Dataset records

[Start of section]

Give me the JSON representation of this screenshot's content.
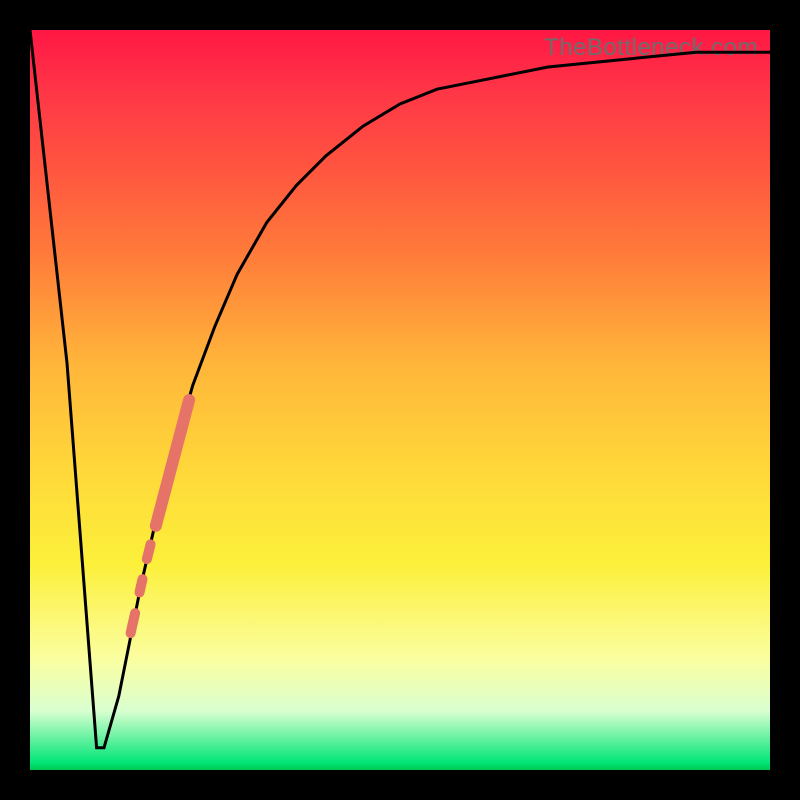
{
  "watermark": "TheBottleneck.com",
  "chart_data": {
    "type": "line",
    "title": "",
    "xlabel": "",
    "ylabel": "",
    "xlim": [
      0,
      100
    ],
    "ylim": [
      0,
      100
    ],
    "grid": false,
    "series": [
      {
        "name": "bottleneck-curve",
        "x": [
          0,
          5,
          9,
          10,
          12,
          15,
          18,
          20,
          22,
          25,
          28,
          32,
          36,
          40,
          45,
          50,
          55,
          60,
          70,
          80,
          90,
          100
        ],
        "y": [
          100,
          55,
          3,
          3,
          10,
          25,
          38,
          45,
          52,
          60,
          67,
          74,
          79,
          83,
          87,
          90,
          92,
          93,
          95,
          96,
          97,
          97
        ]
      }
    ],
    "overlay_segments": [
      {
        "name": "highlight-thick",
        "x0": 17.0,
        "y0": 33.0,
        "x1": 21.5,
        "y1": 50.0,
        "width": 12
      },
      {
        "name": "highlight-dot-1",
        "x0": 15.8,
        "y0": 28.5,
        "x1": 16.3,
        "y1": 30.5,
        "width": 10
      },
      {
        "name": "highlight-dot-2",
        "x0": 14.8,
        "y0": 24.0,
        "x1": 15.2,
        "y1": 25.8,
        "width": 10
      },
      {
        "name": "highlight-dot-3",
        "x0": 13.6,
        "y0": 18.5,
        "x1": 14.2,
        "y1": 21.2,
        "width": 10
      }
    ],
    "colors": {
      "curve": "#000000",
      "highlight": "#e57368",
      "frame": "#000000"
    }
  }
}
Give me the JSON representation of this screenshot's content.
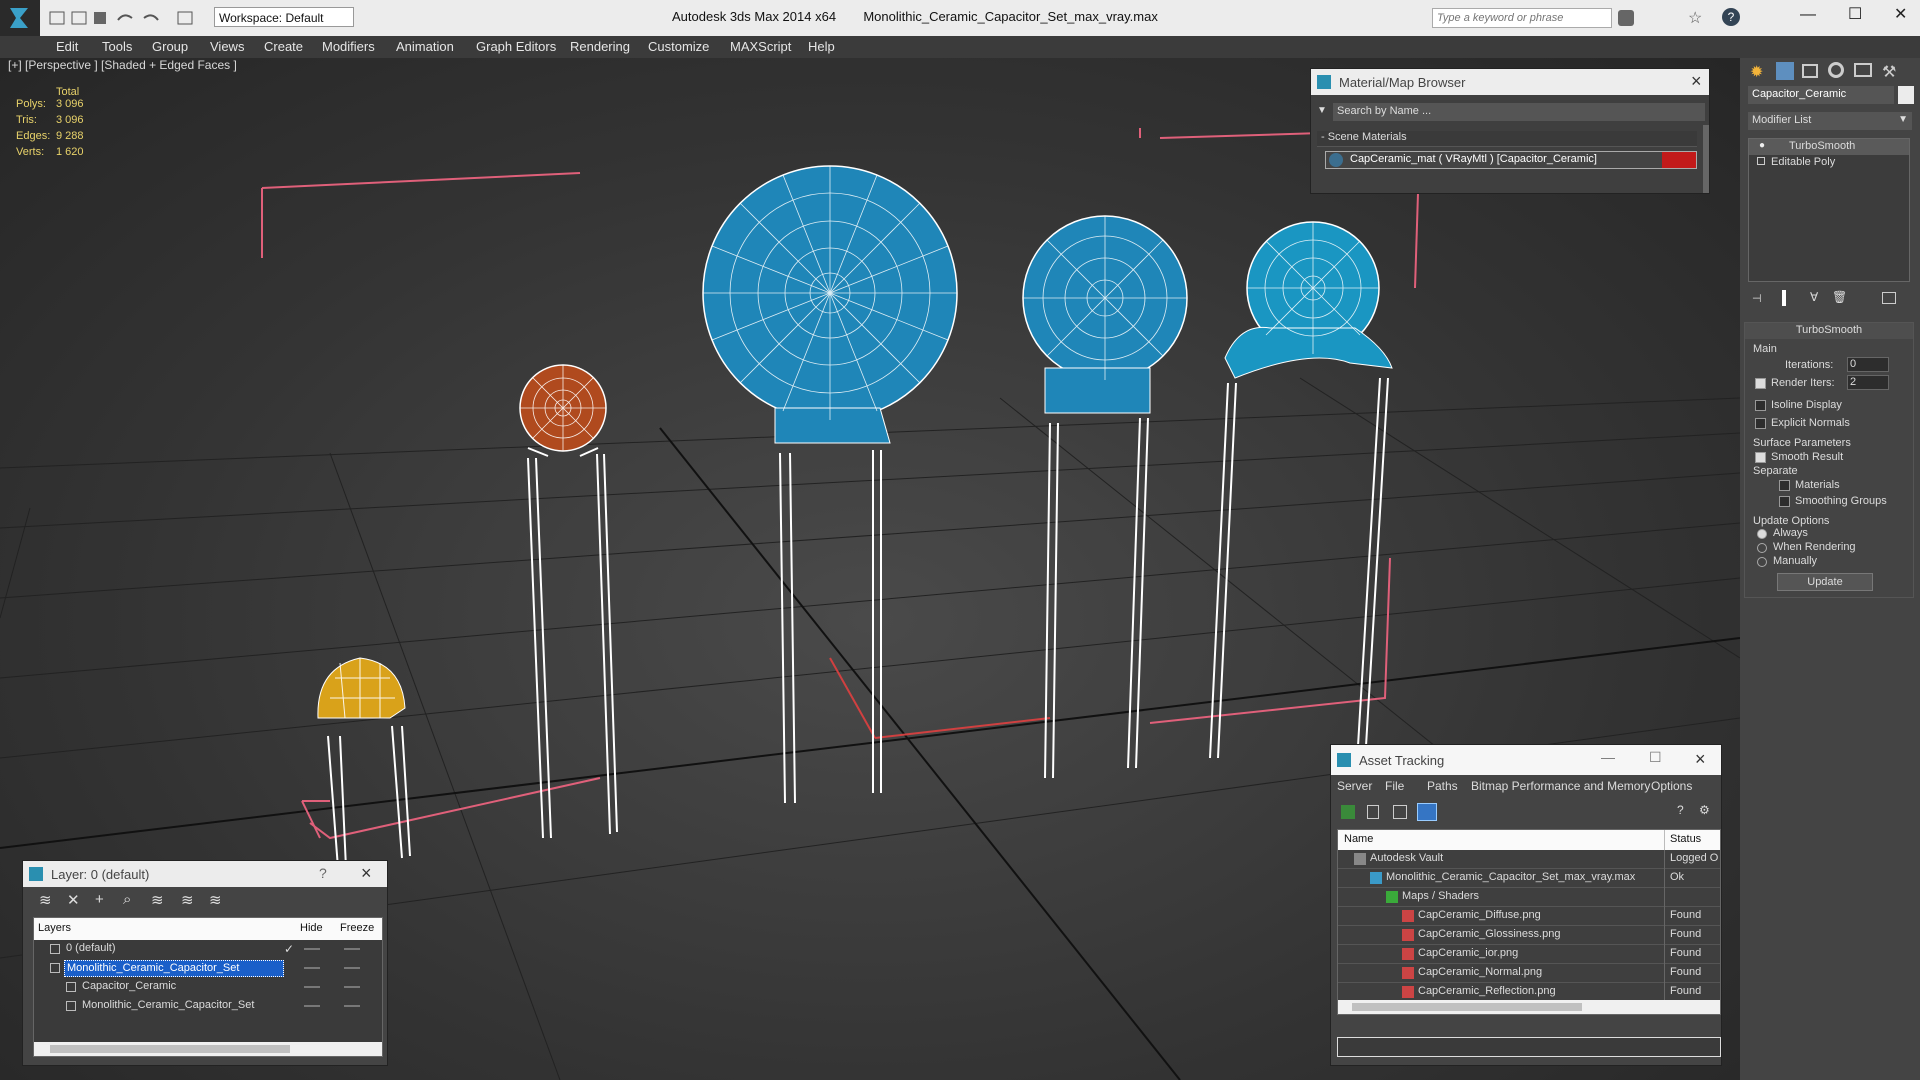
{
  "app": {
    "title": "Autodesk 3ds Max  2014 x64",
    "file": "Monolithic_Ceramic_Capacitor_Set_max_vray.max",
    "workspace": "Workspace: Default",
    "search_placeholder": "Type a keyword or phrase"
  },
  "menu": [
    "Edit",
    "Tools",
    "Group",
    "Views",
    "Create",
    "Modifiers",
    "Animation",
    "Graph Editors",
    "Rendering",
    "Customize",
    "MAXScript",
    "Help"
  ],
  "viewport": {
    "label": "[+] [Perspective ] [Shaded + Edged Faces ]",
    "stats": {
      "header": "Total",
      "rows": [
        {
          "label": "Polys:",
          "value": "3 096"
        },
        {
          "label": "Tris:",
          "value": "3 096"
        },
        {
          "label": "Edges:",
          "value": "9 288"
        },
        {
          "label": "Verts:",
          "value": "1 620"
        }
      ]
    },
    "colors": {
      "blue": "#1f86b8",
      "orange": "#b04a1e",
      "yellow": "#d9a21a",
      "wire": "#ffffff",
      "bbox": "#e0607a"
    }
  },
  "material_browser": {
    "title": "Material/Map Browser",
    "search": "Search by Name ...",
    "section": "- Scene Materials",
    "item": "CapCeramic_mat  ( VRayMtl ) [Capacitor_Ceramic]"
  },
  "asset_tracking": {
    "title": "Asset Tracking",
    "menu": [
      "Server",
      "File",
      "Paths",
      "Bitmap Performance and Memory",
      "Options"
    ],
    "columns": [
      "Name",
      "Status"
    ],
    "rows": [
      {
        "name": "Autodesk Vault",
        "status": "Logged O",
        "indent": 0
      },
      {
        "name": "Monolithic_Ceramic_Capacitor_Set_max_vray.max",
        "status": "Ok",
        "indent": 1
      },
      {
        "name": "Maps / Shaders",
        "status": "",
        "indent": 2
      },
      {
        "name": "CapCeramic_Diffuse.png",
        "status": "Found",
        "indent": 3
      },
      {
        "name": "CapCeramic_Glossiness.png",
        "status": "Found",
        "indent": 3
      },
      {
        "name": "CapCeramic_ior.png",
        "status": "Found",
        "indent": 3
      },
      {
        "name": "CapCeramic_Normal.png",
        "status": "Found",
        "indent": 3
      },
      {
        "name": "CapCeramic_Reflection.png",
        "status": "Found",
        "indent": 3
      }
    ]
  },
  "layer_window": {
    "title": "Layer: 0 (default)",
    "help": "?",
    "columns": [
      "Layers",
      "Hide",
      "Freeze"
    ],
    "rows": [
      {
        "name": "0 (default)",
        "selected": false
      },
      {
        "name": "Monolithic_Ceramic_Capacitor_Set",
        "selected": true
      },
      {
        "name": "Capacitor_Ceramic",
        "selected": false
      },
      {
        "name": "Monolithic_Ceramic_Capacitor_Set",
        "selected": false
      }
    ]
  },
  "command_panel": {
    "object_name": "Capacitor_Ceramic",
    "modifier_list": "Modifier List",
    "stack": [
      "TurboSmooth",
      "Editable Poly"
    ],
    "rollout_title": "TurboSmooth",
    "main": "Main",
    "iterations_label": "Iterations:",
    "iterations": "0",
    "render_iters_label": "Render Iters:",
    "render_iters": "2",
    "isoline": "Isoline Display",
    "explicit_normals": "Explicit Normals",
    "surface_params": "Surface Parameters",
    "smooth_result": "Smooth Result",
    "separate": "Separate",
    "materials": "Materials",
    "smoothing_groups": "Smoothing Groups",
    "update_options": "Update Options",
    "always": "Always",
    "when_rendering": "When Rendering",
    "manually": "Manually",
    "update_button": "Update"
  }
}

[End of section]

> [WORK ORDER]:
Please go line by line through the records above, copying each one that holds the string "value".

> [EXERCISE RESPONSE]:
          "value": "3 096"
          "value": "3 096"
          "value": "9 288"
          "value": "1 620"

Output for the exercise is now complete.